In October 2020, readers asked Snopes to examine the authenticity of what appeared to be a tweet, posted on Sept. 18, 2020, predicting that U.S. President Donald Trump would announce he had contracted COVID-19 in October.
On Oct. 2, Trump announced that he and First Lady Melania Trump had tested positive for COVID-19 amid dozens of positive tests by White House officials and prominent Republicans. In the days that followed, users of Facebook and Instagram shared a screenshot of a tweet by user @JohnCammo that stated:
Trump’s October surprise will be the announcement of “his infection.” Fake, but quite dramatic. This twist will blow Biden off the screens, the “Trump COVID watch” dominating every minute of every day. Then, 14 days later, Trump will emerge, 100% cured by hydroxychloroquine.
Those images were screenshots of a real tweet posted on Sept. 18, 2020, by @JohnCammo, whose name is not publicly available but who frequently tweets criticism of Trump and claims to live in rural California. An archived version of the tweet can be viewed here, establishing its authenticity, and the authenticity of its date.

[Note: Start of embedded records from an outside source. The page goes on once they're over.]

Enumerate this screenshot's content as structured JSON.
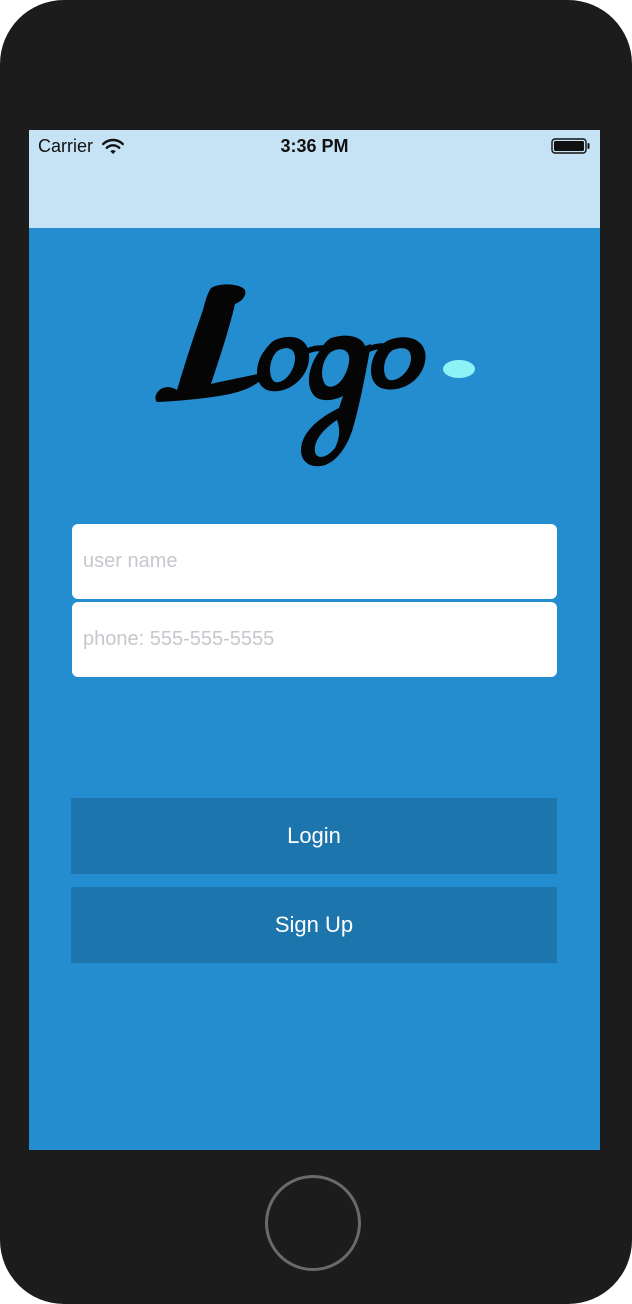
{
  "status_bar": {
    "carrier": "Carrier",
    "time": "3:36 PM",
    "icons": [
      "wifi-icon",
      "battery-icon"
    ]
  },
  "logo": {
    "text": "Logo",
    "dot_color": "#8ef3f7"
  },
  "form": {
    "username_placeholder": "user name",
    "username_value": "",
    "phone_placeholder": "phone: 555-555-5555",
    "phone_value": ""
  },
  "buttons": {
    "login_label": "Login",
    "signup_label": "Sign Up"
  },
  "colors": {
    "background": "#248dcf",
    "status_bar": "#c6e3f5",
    "button": "#1d75ad",
    "device_frame": "#1c1c1c"
  }
}
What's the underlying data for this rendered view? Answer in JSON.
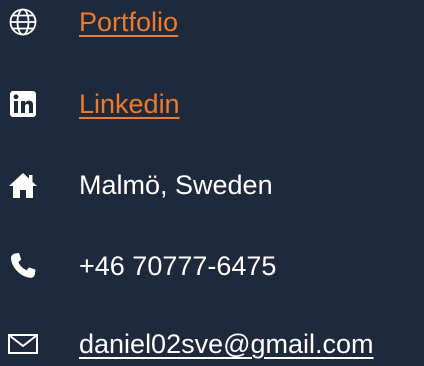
{
  "contact": {
    "portfolio": {
      "icon": "globe-icon",
      "label": "Portfolio"
    },
    "linkedin": {
      "icon": "linkedin-icon",
      "label": "Linkedin"
    },
    "location": {
      "icon": "home-icon",
      "label": "Malmö, Sweden"
    },
    "phone": {
      "icon": "phone-icon",
      "label": "+46 70777-6475"
    },
    "email": {
      "icon": "envelope-icon",
      "label": "daniel02sve@gmail.com"
    }
  },
  "colors": {
    "background": "#1e293b",
    "link": "#ee7a2e",
    "text": "#ffffff"
  }
}
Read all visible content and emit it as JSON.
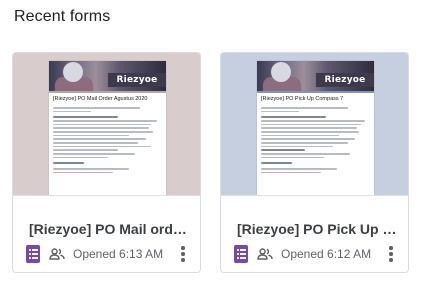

No evidence exists to demonstrate that Trump’s COVID-19 diagnosis was anything other than real, and @JohnCammo appears to have been engaging in no more than idle speculation. For one thing, Trump “emerged” from his illness — he returned to the White House from Walter Reed National Military Medical Center four days after his diagnosis, not 14 — and as of Oct. 6, the White House has not stated that he was treated with hydroxychloroquine.
Many other Twitter users made similar predictions of Trump’s COVID-19 diagnosis. As one of the most talked-about public figures alive today, and as a 74-year-old man engaging in the activities of a presidential reelection campaign, it was inevitable that at least some social media users would speculate that Trump would contract COVID-19.
One demonstrably false conspiracy theory held that Trump would be falsely diagnosed with COVID-19 before the first presidential debate on Sept. 29, thus providing an excuse for him to withdraw from all three debates against Democratic opponent Joe Biden.
Conversely, several supporters of Trump promoted the same false conspiracy theory about the former vice president, predicting that Biden would be “conveniently” stricken by the illness in order to skip the debates:
The Sept. 18 tweet posted by @JohnCammo was authentic, although the specific theory advanced was either refuted or not supported by the available evidence. The prevalence of similar predictions by other social media users, about both Trump and Biden, demonstrates the ease with which social media users can engage in idle or malicious speculation, with little or no expectation of damage to reputations, even when they are proven wrong.